Tom Turner: The measurements that we look at fall into four buckets, if you think about it in a somewhat non-technical way. The important thing is these are all outcomes. These are things that are happening; not things that might happen. We collect all of this information globally. The first bucket to think about that’s important for measuring cyber security performance and therefore associated risk is the volume, variety, and frequency of a company’s machine in its environment that has been compromised.
There’s a powerful relationship between the frequency and the duration that an organization might have compromised assets and likelihood of that company subsequently being breached. A first bucket of information is compromised assets. These are computers, servers, mobile devices, laptops that belong to an organization. The second bucket of information is information that reflects the hygiene or the diligence of the organization.

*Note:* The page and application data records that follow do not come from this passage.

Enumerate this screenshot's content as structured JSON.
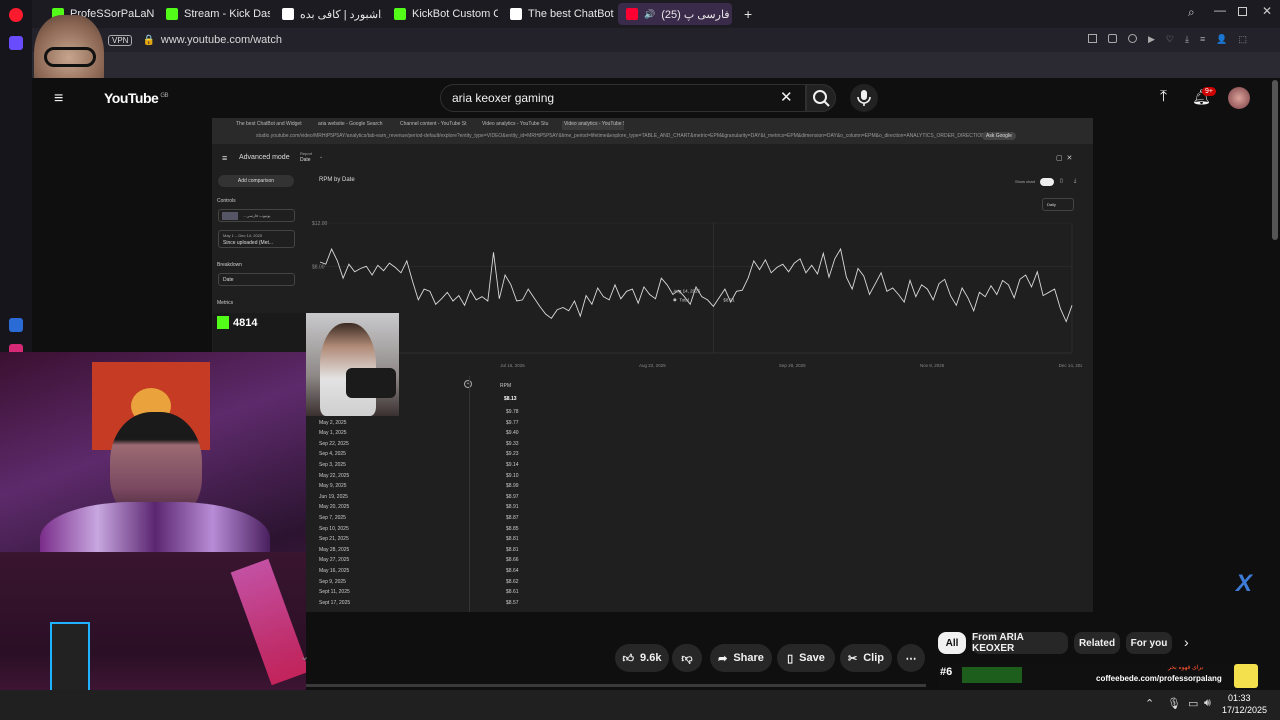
{
  "browser": {
    "tabs": [
      {
        "label": "ProfeSSorPaLaNg Stream",
        "color": "#53fc18"
      },
      {
        "label": "Stream - Kick Dashboard",
        "color": "#53fc18"
      },
      {
        "label": "داشبورد | کافی بده",
        "color": "#ffffff"
      },
      {
        "label": "KickBot Custom Comman",
        "color": "#53fc18"
      },
      {
        "label": "The best ChatBot and Wid",
        "color": "#ffffff"
      },
      {
        "label": "(25) آیا یوتیوب فارسی پ",
        "color": "#ff0033"
      }
    ],
    "url": "www.youtube.com/watch",
    "vpn_label": "VPN"
  },
  "youtube": {
    "logo_text": "YouTube",
    "region": "GB",
    "search_query": "aria keoxer gaming",
    "notifications_badge": "9+"
  },
  "studio": {
    "inner_tabs": [
      "The best ChatBot and Widget",
      "aria website - Google Search",
      "Channel content - YouTube St",
      "Video analytics - YouTube Stu",
      "Video analytics - YouTube Stu"
    ],
    "inner_url": "studio.youtube.com/video/MRHtP5P5AY/analytics/tab-earn_revenue/period-default/explore?entity_type=VIDEO&entity_id=MRHtP5P5AY&time_period=lifetime&explore_type=TABLE_AND_CHART&metric=EPM&granularity=DAY&t_metrics=EPM&dimension=DAY&o_column=EPM&o_direction=ANALYTICS_ORDER_DIRECTION_DESC",
    "ask_google": "Ask Google",
    "mode": "Advanced mode",
    "report_label": "Report",
    "report_value": "Date",
    "add_comparison": "Add comparison",
    "controls_label": "Controls",
    "video_select": "...یوتیوب فارسی",
    "date_range_line1": "May 1 – Dec 14, 2025",
    "date_range_line2": "Since uploaded (Met...",
    "breakdown_label": "Breakdown",
    "breakdown_value": "Date",
    "metrics_label": "Metrics",
    "chart_title": "RPM by Date",
    "show_chart": "Show chart",
    "granularity": "Daily",
    "table_header": "RPM",
    "table_total": "$8.13",
    "tooltip_date": "Aug 14, 2025",
    "tooltip_total": "Total",
    "tooltip_value": "$8.91",
    "rows": [
      {
        "date": "",
        "value": "$9.78"
      },
      {
        "date": "May 2, 2025",
        "value": "$9.77"
      },
      {
        "date": "May 1, 2025",
        "value": "$9.40"
      },
      {
        "date": "Sep 22, 2025",
        "value": "$9.33"
      },
      {
        "date": "Sep 4, 2025",
        "value": "$9.23"
      },
      {
        "date": "Sep 3, 2025",
        "value": "$9.14"
      },
      {
        "date": "May 22, 2025",
        "value": "$9.10"
      },
      {
        "date": "May 9, 2025",
        "value": "$8.99"
      },
      {
        "date": "Jun 19, 2025",
        "value": "$8.97"
      },
      {
        "date": "May 20, 2025",
        "value": "$8.91"
      },
      {
        "date": "Sep 7, 2025",
        "value": "$8.87"
      },
      {
        "date": "Sep 10, 2025",
        "value": "$8.85"
      },
      {
        "date": "Sep 21, 2025",
        "value": "$8.81"
      },
      {
        "date": "May 28, 2025",
        "value": "$8.81"
      },
      {
        "date": "May 27, 2025",
        "value": "$8.66"
      },
      {
        "date": "May 16, 2025",
        "value": "$8.64"
      },
      {
        "date": "Sep 9, 2025",
        "value": "$8.62"
      },
      {
        "date": "Sept 11, 2025",
        "value": "$8.61"
      },
      {
        "date": "Sept 17, 2025",
        "value": "$8.57"
      }
    ]
  },
  "chart_data": {
    "type": "line",
    "title": "RPM by Date",
    "x_tick_labels": [
      "Jun 9, 2025",
      "Jul 16, 2025",
      "Aug 22, 2025",
      "Sep 28, 2025",
      "Nov 8, 2025",
      "Dec 14, 2025"
    ],
    "y_tick_labels": [
      "$12.00",
      "$8.00"
    ],
    "ylim": [
      0,
      12
    ],
    "series": [
      {
        "values": [
          8.4,
          8.2,
          9.6,
          8.5,
          6.9,
          8.2,
          7.5,
          7.8,
          8.0,
          7.2,
          8.1,
          7.6,
          8.3,
          7.9,
          7.4,
          8.5,
          6.6,
          4.9,
          5.9,
          5.7,
          4.5,
          5.0,
          5.6,
          4.8,
          5.3,
          4.4,
          5.8,
          4.9,
          5.2,
          4.8,
          9.3,
          5.0,
          7.2,
          6.3,
          4.8,
          4.9,
          5.9,
          5.1,
          4.3,
          3.6,
          3.2,
          4.0,
          4.2,
          3.9,
          4.8,
          3.4,
          5.3,
          4.5,
          6.0,
          5.2,
          4.9,
          6.3,
          5.0,
          5.7,
          5.9,
          4.6,
          6.1,
          5.4,
          5.0,
          6.9,
          6.3,
          5.4,
          5.8,
          5.2,
          4.5,
          6.1,
          5.2,
          4.9,
          4.3,
          5.1,
          5.9,
          4.7,
          5.7,
          5.8,
          6.9,
          8.5,
          7.7,
          8.6,
          7.4,
          7.9,
          8.2,
          7.5,
          8.3,
          8.7,
          7.4,
          8.1,
          7.3,
          9.2,
          7.0,
          8.7,
          9.6,
          7.0,
          5.9,
          7.8,
          7.1,
          5.4,
          6.4,
          7.4,
          5.7,
          6.0,
          5.4,
          4.7,
          6.7,
          5.2,
          6.3,
          5.9,
          4.9,
          6.4,
          6.8,
          5.3,
          4.4,
          6.0,
          5.1,
          3.9,
          5.6,
          5.2,
          6.2,
          5.4,
          6.7,
          6.3,
          5.1,
          6.8,
          7.2,
          6.1,
          7.5,
          5.3,
          5.6,
          5.9,
          4.1,
          2.9,
          4.4
        ]
      }
    ],
    "grid": true,
    "legend": "none"
  },
  "cam_overlay": {
    "kick_count": "4814"
  },
  "actions": {
    "likes": "9.6k",
    "share": "Share",
    "save": "Save",
    "clip": "Clip",
    "chips": [
      "All",
      "From ARIA KEOXER",
      "Related",
      "For you"
    ]
  },
  "promo": {
    "rank": "#6",
    "handle": "coffeebede.com/professorpalang",
    "title_fa": "برای قهوه بخر"
  },
  "taskbar": {
    "time": "01:33",
    "date": "17/12/2025"
  }
}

These are things that we can observe from the outside that speak to the culture and performance around security and risk such as how well patched systems are, whether celebrity vulnerabilities that have made the headlines still persist, whether the right controls are in place to minimize the opportunity for people to spear phishing attacks on an organization. With that hygiene information, combined with the compromised asset information, you now start to build a broader picture of how a company is performing and therefore what that performance might mean to you as an organization considering them as a supplier or an acquisition target.

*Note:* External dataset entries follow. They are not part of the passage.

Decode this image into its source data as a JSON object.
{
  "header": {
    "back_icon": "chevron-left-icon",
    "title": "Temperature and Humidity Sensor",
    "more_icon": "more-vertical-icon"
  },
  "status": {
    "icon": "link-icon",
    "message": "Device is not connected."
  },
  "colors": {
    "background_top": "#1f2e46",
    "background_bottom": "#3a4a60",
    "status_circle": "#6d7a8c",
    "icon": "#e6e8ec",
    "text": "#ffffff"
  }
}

We then look at what the user population as a whole is able to participate in. If we can see that employees at an organization, in general, can participate in file shares such as downloading illegal movies or pirated software, there’s a very tight relationship between such file share participation and compromise occurring in the company. The last thing we look at is just like you and I have a consumer credit report that would reflect bankruptcies if we have them or when you look at commercial bond raising, we keep a very active catalog of breaches that have occurred.
Sramana Mitra: You said something in course of this description that all this information is publicly available. Did I hear that right?
Tom Turner: No. It can all be gathered from outside of an organization’s firewall. It doesn’t require the rated organization to give us any information in order to arrive at our rating. It’s publicly accessible. The nuance there is that some of this information is collected in a proprietary fashion to BitSight but everything is accessible from outside of an organization’s computer infrastructure.
Sramana Mitra: Help me out here. When you say publicly accessible, does that mean that the company that you’re rating has to give you permission to access that?
Tom Turner: No, that means the inverse. Because it’s publicly available, we don’t need permission. We don’t need collaboration. That’s a very nice segue to another really important thing that BitSight provides for its customers. We are very well-known for our ratings. We also deliver a collaboration capability where our customers share access to those ratings with the rated companies because there may be important context that the rated organization wants to add.
We have a collaboration platform that allows our customers and their downstream suppliers to collaborate around the findings of BitSight. The more people participate in that, the more value there is to the overall ecosystem.